## Exercise details
Every entry below should be returned exactly as it appears, with pictures left out.

## Excerpted data
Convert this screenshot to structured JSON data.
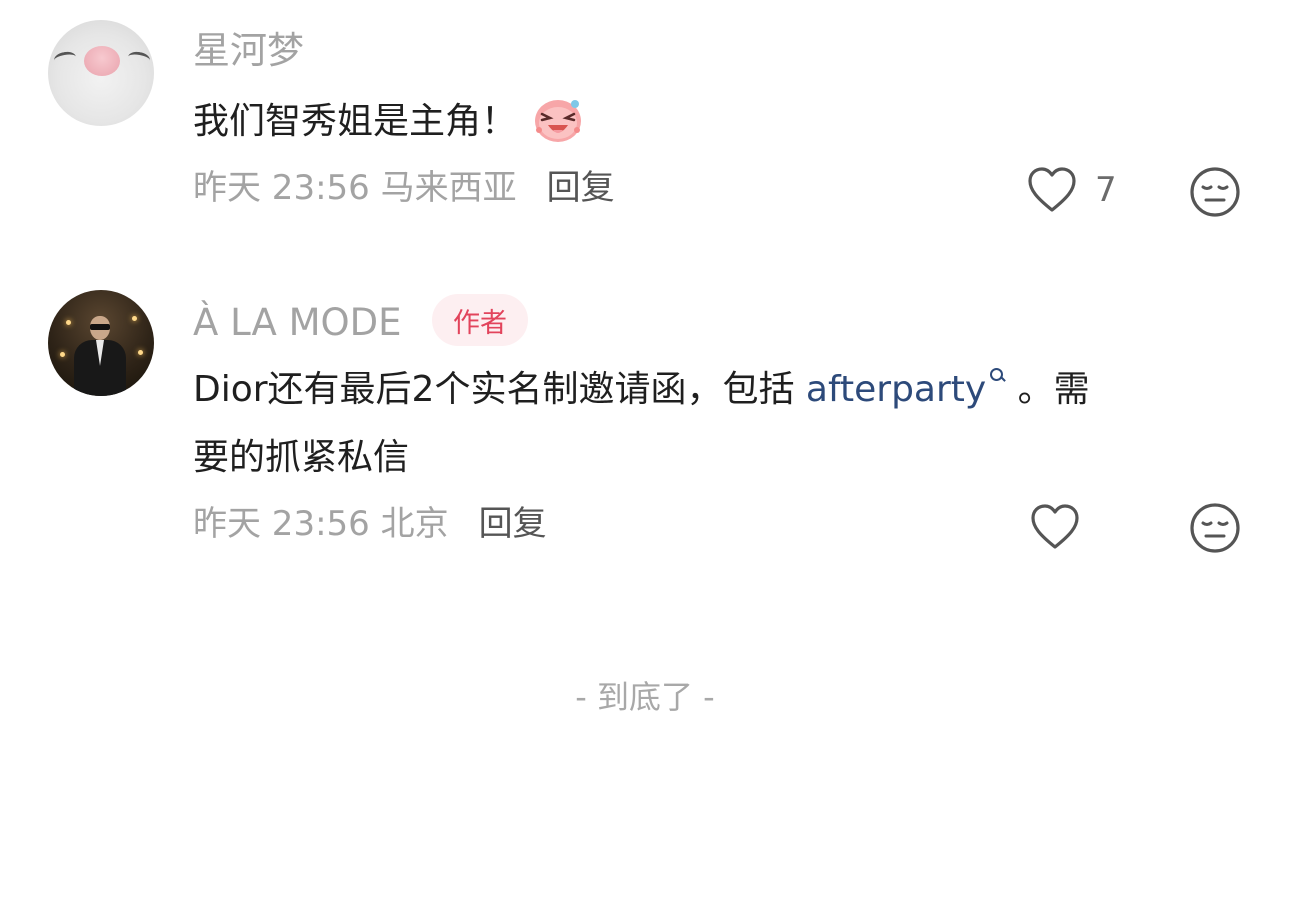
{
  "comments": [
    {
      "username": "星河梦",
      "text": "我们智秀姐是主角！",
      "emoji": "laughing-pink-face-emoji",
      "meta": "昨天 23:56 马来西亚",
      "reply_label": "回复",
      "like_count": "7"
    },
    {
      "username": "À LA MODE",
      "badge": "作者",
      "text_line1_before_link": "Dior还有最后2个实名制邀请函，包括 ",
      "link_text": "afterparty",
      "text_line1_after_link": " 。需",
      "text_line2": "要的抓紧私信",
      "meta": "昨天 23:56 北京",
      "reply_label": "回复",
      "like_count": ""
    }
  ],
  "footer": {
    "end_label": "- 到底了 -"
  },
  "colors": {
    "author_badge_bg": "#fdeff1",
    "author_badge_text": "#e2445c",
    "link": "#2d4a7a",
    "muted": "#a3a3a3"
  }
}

## Worked solution
Convert this screenshot to structured JSON data.
{
  "comments": [
    {
      "username": "星河梦",
      "text": "我们智秀姐是主角！",
      "emoji": "laughing-pink-face-emoji",
      "meta": "昨天 23:56 马来西亚",
      "reply_label": "回复",
      "like_count": "7"
    },
    {
      "username": "À LA MODE",
      "badge": "作者",
      "text_line1_before_link": "Dior还有最后2个实名制邀请函，包括 ",
      "link_text": "afterparty",
      "text_line1_after_link": " 。需",
      "text_line2": "要的抓紧私信",
      "meta": "昨天 23:56 北京",
      "reply_label": "回复",
      "like_count": ""
    }
  ],
  "footer": {
    "end_label": "- 到底了 -"
  },
  "colors": {
    "author_badge_bg": "#fdeff1",
    "author_badge_text": "#e2445c",
    "link": "#2d4a7a",
    "muted": "#a3a3a3"
  }
}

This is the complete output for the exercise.